Likewise with Half-Tail the dominant fox on my trail cameras was a great individual to get to know. In many cases organisms all look alike and you need to spend an amazing amount of time with them to see the subtle signs. I have spent many hours trying to identify individual badgers on the trail cam but without definite features it can be very hard. The best kind of ID features are physical characteristics that are likely to be permanent, easy to see and unique, defects are often the best and it is such a defect that has helped me to identify an individual cormorant.
This Cormorant I have named Carbo. Their distinctive feature is their beak. I have posted before about beak deformities (Read it here)and this week I not only saw a deformed Cormorant but a deformed beak Magpie!
Carbo can be identified by the fact that he is missing the tip of his upper mandible. I do not think this was a birth defect, it was probably caused by some kind of accident maybe a collision?
Cormorants are a fascinating species. To me they look so very primitive, I can see them around in the very earliest times of bird evolution. Its something about their very 'dinosaury' look. Their eyes seem very reptilian and their feathers form a kind of scale like pattern also they are less evolved than other waterbirds. They lack a waterproof coating to their feathers meaning that although they are excellent swimmers and underwater divers they must dry themselves out after each immersion. This is why they are commonly seen with wings outspread drying out. It was this cross like shape that endeared them to Knights, some of whom adopted them into their coats of arms.
Originally viewed as coastal birds Cormorants unlike their cousins, the Shag, have adapted to inland life. In fact, for almost all of their European range the Cormorant remains a coastal and estuarine habitats only in the UK do they spread right across the country.
Cormorants were first sighted at the Saxon Mill when I first started recording in 2003 with previous sightings being in Wales or at Brandon Marsh. Over the years they have become an increasingly common sight. This year they have been even more prevalent and over the past few weeks a regular visitor. Carbo has a preference for the upstream stretch of the river and in the picture above loves to sit on a perch a top an old dead tree on the opposite bank.
This week I spotted Carbo fishing in the river and then again perched on his second favourtite perch, an old stump in the river. I know this is where Carbo comes regularly given the large white guano stains on the trunk.

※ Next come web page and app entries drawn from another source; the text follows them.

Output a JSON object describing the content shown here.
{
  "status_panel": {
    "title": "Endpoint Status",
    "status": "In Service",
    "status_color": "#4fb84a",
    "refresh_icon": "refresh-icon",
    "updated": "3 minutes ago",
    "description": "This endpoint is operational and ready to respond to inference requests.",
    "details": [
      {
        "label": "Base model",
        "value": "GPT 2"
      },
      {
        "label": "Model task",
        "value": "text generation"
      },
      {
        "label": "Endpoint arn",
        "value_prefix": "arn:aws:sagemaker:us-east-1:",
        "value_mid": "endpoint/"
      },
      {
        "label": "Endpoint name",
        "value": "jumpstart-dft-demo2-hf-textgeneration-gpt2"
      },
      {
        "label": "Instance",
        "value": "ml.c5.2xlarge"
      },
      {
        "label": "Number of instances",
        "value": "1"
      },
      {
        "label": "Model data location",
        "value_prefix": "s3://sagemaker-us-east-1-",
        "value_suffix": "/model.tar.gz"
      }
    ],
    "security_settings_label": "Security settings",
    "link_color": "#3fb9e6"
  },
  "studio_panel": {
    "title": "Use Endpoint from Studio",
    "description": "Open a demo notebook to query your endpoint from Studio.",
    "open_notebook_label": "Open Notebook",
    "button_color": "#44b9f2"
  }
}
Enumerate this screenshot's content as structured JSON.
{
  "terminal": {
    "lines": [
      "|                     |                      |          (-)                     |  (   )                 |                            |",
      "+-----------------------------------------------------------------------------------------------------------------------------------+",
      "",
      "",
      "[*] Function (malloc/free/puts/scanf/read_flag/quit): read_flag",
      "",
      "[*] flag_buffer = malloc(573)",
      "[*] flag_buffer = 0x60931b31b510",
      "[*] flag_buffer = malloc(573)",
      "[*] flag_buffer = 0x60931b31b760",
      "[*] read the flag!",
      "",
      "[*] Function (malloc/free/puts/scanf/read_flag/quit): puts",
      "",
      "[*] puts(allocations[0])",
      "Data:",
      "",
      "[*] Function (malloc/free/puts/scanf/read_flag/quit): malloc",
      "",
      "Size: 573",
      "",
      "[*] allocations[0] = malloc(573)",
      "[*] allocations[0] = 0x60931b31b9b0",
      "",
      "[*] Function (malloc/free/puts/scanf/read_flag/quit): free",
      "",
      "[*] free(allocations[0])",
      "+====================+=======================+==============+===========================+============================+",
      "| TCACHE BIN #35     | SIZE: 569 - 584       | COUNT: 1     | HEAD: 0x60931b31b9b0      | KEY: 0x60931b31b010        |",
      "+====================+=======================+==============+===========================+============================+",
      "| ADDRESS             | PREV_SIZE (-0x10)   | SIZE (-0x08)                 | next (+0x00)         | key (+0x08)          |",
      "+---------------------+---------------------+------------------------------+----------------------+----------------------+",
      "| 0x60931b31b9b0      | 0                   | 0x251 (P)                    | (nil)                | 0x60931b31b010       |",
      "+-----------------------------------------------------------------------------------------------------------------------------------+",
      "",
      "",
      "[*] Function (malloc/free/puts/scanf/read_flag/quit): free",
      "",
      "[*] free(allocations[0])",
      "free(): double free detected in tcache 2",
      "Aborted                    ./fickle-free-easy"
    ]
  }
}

In this photo we can see Carbo a little closer up. This photo was taken on the 18th April, about a month since the other photo and we can now see that they have entered breeding plumage as evidenced by the white patch on the side, something that I had never noticed on a Cormorant before. I keep using the pronoun 'They' as it is very hard to sex a Cormorant.
The beak deformity doesn't seem to have been hampering Carbo even through it means he has lost the hooked beak tip. There are plenty of fish in the Avon, Carbos presence along with otter and heron attest to this and as I see young cormorant most autumns it is likely that they breed somewhere along this stretch, it is my guess that it is a little further up river.
Being able to identify Carbo means that I may be able to find out more about their life and come to understand them better.